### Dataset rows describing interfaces
══════════
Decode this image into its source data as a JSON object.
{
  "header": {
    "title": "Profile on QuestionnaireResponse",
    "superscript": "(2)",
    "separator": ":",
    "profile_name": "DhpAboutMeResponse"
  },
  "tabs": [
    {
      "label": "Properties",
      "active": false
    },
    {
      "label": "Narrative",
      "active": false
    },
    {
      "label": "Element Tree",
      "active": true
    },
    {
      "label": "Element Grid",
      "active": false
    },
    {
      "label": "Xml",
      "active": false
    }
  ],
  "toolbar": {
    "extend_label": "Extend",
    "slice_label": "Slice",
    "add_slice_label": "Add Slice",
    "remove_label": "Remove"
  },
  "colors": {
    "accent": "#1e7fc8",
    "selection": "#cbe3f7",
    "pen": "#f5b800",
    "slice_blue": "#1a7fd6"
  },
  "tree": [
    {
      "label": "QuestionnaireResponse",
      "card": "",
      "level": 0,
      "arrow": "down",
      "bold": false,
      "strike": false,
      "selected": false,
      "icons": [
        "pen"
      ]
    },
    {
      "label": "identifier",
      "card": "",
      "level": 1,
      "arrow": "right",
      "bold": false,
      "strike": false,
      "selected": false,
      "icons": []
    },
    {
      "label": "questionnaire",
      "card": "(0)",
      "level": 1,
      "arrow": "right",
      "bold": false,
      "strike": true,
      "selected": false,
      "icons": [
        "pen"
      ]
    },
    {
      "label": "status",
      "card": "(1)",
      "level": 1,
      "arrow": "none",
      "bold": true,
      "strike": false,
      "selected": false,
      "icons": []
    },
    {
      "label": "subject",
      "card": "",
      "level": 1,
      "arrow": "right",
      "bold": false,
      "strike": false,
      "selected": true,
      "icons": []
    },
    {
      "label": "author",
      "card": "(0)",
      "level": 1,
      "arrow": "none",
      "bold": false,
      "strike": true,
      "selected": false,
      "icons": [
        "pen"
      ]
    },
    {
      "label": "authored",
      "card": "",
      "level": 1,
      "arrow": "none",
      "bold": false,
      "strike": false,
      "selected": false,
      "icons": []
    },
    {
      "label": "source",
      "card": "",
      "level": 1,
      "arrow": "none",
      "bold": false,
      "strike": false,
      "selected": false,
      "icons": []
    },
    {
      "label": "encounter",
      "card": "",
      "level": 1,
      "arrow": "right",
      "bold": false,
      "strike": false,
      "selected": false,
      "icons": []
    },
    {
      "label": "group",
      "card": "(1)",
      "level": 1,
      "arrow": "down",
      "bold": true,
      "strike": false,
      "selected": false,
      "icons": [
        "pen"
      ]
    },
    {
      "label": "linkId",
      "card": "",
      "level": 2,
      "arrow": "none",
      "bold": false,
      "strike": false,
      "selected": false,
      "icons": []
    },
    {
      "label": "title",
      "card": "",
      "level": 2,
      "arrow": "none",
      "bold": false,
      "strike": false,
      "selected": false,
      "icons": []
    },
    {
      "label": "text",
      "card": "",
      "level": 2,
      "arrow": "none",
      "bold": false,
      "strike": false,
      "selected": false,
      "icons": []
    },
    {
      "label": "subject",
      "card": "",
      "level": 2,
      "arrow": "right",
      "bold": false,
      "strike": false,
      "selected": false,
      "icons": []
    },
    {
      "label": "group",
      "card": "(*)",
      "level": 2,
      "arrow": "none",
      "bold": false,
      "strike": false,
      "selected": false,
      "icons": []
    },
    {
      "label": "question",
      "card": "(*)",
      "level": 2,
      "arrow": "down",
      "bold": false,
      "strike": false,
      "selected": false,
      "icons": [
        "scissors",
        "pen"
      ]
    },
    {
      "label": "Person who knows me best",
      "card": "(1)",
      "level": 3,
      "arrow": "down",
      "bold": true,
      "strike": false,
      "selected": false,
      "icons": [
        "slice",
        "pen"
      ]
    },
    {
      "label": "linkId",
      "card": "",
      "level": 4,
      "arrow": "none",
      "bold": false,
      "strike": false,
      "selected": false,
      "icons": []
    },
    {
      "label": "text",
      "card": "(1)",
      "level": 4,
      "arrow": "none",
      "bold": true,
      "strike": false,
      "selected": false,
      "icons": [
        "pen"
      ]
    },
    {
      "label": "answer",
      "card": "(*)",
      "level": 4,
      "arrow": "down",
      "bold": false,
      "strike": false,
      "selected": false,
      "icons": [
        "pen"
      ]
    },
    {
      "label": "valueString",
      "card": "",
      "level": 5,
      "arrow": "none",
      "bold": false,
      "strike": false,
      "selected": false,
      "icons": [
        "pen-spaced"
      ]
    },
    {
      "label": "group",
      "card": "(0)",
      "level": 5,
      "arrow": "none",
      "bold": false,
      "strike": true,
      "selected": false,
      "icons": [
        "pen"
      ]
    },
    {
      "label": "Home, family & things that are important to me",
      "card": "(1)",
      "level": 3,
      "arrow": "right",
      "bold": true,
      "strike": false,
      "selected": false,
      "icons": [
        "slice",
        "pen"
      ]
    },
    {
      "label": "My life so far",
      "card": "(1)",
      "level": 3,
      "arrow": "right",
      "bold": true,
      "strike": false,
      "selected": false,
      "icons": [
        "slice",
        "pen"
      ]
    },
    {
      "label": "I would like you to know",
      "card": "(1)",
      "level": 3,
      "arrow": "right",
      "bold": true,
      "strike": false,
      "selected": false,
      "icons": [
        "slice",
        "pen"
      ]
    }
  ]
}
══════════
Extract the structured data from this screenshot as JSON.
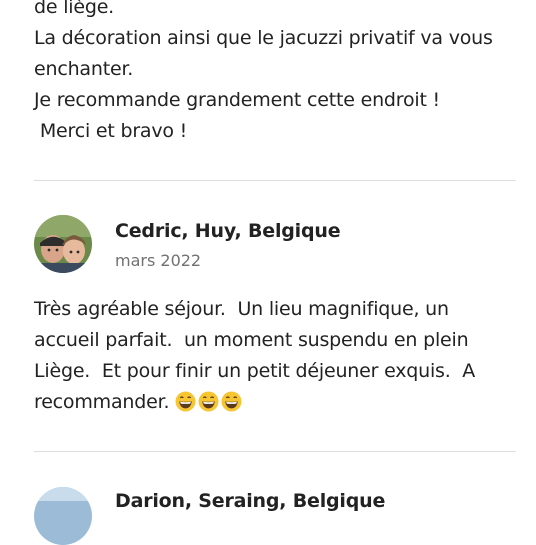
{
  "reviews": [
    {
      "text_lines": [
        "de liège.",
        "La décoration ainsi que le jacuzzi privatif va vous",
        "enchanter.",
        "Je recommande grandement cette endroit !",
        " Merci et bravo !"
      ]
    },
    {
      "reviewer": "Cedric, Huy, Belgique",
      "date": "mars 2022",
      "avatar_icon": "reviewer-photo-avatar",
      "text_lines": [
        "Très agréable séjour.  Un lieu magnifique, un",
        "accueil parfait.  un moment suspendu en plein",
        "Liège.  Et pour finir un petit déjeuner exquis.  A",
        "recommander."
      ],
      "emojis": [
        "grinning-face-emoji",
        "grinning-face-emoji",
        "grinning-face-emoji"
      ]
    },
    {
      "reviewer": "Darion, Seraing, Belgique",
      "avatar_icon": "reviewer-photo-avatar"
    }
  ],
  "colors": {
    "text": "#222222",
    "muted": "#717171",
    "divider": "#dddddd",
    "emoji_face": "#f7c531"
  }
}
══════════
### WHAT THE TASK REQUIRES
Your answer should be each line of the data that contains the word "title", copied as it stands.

### WRITTEN ANSWER
    "title": "Profile on QuestionnaireResponse",
      "label": "title",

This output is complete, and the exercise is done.